*Provided records*:
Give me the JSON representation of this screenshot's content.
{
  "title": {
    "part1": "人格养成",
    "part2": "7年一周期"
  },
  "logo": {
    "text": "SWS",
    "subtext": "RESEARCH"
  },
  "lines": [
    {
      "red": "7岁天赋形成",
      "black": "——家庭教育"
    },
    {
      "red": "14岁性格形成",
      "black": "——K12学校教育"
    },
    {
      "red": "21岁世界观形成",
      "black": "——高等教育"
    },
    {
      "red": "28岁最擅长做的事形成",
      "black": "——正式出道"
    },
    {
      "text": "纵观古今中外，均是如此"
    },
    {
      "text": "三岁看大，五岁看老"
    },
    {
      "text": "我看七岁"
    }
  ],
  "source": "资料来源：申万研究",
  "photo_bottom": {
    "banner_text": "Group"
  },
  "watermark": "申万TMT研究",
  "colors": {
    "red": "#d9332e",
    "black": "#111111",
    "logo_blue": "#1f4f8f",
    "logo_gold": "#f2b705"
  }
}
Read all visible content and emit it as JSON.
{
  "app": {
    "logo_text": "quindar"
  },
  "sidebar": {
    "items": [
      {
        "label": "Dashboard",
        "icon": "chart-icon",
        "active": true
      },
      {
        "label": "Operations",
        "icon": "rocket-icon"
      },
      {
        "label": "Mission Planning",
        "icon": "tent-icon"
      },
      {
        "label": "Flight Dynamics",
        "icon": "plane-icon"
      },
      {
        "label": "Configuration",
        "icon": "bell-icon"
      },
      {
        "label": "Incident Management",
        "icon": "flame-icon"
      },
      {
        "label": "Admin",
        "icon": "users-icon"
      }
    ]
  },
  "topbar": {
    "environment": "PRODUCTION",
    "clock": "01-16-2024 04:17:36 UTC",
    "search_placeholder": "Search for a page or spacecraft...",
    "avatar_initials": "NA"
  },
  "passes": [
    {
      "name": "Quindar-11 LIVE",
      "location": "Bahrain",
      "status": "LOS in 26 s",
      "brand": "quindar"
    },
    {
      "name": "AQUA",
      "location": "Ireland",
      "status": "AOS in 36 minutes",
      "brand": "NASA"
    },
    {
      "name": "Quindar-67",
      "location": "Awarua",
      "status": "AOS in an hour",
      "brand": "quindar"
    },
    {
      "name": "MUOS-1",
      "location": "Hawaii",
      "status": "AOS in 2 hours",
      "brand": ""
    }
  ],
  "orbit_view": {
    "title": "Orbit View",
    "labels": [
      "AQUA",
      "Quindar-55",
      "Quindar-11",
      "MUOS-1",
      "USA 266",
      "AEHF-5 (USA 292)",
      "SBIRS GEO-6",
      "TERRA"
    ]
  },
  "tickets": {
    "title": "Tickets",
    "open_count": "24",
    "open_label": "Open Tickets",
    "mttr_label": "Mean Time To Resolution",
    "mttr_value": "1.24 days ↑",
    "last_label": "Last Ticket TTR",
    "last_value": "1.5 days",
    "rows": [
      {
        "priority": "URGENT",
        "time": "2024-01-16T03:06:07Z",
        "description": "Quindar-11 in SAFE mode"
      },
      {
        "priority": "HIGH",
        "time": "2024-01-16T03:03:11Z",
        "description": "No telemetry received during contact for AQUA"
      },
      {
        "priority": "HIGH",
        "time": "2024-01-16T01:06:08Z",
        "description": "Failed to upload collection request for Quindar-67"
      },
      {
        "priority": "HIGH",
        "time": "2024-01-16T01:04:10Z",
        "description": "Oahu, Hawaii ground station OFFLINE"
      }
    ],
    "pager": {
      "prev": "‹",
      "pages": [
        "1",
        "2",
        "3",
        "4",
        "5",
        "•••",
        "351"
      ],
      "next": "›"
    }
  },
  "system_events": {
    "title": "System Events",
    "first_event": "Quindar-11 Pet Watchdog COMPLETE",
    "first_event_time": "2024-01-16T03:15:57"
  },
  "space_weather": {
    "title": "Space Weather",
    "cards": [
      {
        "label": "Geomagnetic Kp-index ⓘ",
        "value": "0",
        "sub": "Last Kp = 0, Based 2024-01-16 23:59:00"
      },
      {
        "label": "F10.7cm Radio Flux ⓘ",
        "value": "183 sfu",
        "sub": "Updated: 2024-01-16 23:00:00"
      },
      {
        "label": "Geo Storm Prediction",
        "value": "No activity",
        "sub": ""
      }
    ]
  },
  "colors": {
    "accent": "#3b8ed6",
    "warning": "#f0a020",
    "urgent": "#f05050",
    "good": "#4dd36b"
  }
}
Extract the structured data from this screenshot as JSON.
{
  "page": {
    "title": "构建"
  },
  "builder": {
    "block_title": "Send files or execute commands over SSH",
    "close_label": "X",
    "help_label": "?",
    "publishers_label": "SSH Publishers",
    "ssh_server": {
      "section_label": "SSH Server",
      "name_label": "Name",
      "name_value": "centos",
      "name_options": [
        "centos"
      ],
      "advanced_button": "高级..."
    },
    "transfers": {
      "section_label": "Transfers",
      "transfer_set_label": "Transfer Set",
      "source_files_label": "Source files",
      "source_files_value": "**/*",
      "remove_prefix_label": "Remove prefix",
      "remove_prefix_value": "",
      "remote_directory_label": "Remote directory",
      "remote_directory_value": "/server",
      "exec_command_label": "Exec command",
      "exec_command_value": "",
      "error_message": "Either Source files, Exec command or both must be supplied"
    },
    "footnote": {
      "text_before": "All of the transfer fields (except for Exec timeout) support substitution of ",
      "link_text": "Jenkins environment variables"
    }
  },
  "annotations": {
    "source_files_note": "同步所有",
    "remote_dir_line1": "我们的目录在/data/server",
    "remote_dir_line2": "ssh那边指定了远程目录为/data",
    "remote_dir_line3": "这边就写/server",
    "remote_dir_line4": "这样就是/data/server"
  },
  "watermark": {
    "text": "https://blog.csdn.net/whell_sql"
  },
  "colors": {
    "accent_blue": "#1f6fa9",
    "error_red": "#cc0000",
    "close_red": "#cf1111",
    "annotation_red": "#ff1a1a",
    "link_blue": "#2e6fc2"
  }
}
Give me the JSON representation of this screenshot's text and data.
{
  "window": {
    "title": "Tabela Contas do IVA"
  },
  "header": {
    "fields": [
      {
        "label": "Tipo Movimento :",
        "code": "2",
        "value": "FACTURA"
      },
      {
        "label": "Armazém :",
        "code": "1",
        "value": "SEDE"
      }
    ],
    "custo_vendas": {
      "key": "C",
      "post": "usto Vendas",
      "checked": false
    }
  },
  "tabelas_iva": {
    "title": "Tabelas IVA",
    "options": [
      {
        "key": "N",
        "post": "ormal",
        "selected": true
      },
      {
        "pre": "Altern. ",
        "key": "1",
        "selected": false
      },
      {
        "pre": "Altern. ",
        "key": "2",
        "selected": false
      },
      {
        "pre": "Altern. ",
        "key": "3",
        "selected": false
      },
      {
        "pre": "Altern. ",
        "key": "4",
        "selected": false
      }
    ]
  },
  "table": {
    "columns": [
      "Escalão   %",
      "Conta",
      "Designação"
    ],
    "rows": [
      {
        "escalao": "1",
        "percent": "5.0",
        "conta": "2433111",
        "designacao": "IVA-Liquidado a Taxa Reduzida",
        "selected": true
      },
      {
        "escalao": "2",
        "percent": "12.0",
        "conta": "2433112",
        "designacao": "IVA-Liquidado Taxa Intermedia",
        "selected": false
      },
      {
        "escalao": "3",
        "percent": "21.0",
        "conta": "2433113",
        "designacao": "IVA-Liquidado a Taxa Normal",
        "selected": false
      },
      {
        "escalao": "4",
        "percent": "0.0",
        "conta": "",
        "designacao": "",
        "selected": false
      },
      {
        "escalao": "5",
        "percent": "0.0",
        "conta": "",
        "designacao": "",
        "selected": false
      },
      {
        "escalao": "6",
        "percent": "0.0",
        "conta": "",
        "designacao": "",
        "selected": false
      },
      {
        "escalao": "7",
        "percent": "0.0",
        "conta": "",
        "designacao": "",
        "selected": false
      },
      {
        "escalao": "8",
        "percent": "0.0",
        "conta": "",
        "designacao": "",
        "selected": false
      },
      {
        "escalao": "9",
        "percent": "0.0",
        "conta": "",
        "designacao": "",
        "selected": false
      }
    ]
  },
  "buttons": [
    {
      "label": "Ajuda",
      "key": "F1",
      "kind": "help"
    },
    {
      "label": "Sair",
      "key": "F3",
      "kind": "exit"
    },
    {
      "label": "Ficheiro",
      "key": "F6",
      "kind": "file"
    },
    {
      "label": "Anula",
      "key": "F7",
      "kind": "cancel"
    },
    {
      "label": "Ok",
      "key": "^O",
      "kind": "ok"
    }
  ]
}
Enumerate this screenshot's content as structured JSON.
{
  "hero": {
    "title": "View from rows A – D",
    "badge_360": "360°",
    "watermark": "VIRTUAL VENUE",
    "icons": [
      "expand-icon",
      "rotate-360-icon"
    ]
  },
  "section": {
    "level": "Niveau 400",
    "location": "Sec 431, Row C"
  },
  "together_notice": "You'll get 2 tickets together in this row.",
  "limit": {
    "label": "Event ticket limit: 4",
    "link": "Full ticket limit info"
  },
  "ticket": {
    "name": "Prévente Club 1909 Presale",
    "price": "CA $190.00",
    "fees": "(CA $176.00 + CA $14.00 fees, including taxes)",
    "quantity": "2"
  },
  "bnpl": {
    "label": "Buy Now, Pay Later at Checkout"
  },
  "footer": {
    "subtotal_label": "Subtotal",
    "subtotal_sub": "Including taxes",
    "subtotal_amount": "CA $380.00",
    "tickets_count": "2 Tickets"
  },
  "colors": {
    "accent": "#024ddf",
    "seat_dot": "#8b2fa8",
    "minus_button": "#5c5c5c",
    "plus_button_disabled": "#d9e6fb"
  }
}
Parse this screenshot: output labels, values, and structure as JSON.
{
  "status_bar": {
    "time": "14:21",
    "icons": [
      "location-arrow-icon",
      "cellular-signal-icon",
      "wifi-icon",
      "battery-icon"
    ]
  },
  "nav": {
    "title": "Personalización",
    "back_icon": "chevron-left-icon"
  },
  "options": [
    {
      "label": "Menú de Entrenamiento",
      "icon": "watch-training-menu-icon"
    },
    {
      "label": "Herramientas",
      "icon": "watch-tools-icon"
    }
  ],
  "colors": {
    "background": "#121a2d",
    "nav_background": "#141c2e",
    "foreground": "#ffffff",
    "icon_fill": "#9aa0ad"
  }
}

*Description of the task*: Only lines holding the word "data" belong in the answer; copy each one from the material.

*Response area*:
Extract the structured data from this screenshot as JSON.
    "remote_dir_line1": "我们的目录在/data/server",
    "remote_dir_line2": "ssh那边指定了远程目录为/data",
    "remote_dir_line4": "这样就是/data/server"
Give me the JSON representation of this screenshot's text and data.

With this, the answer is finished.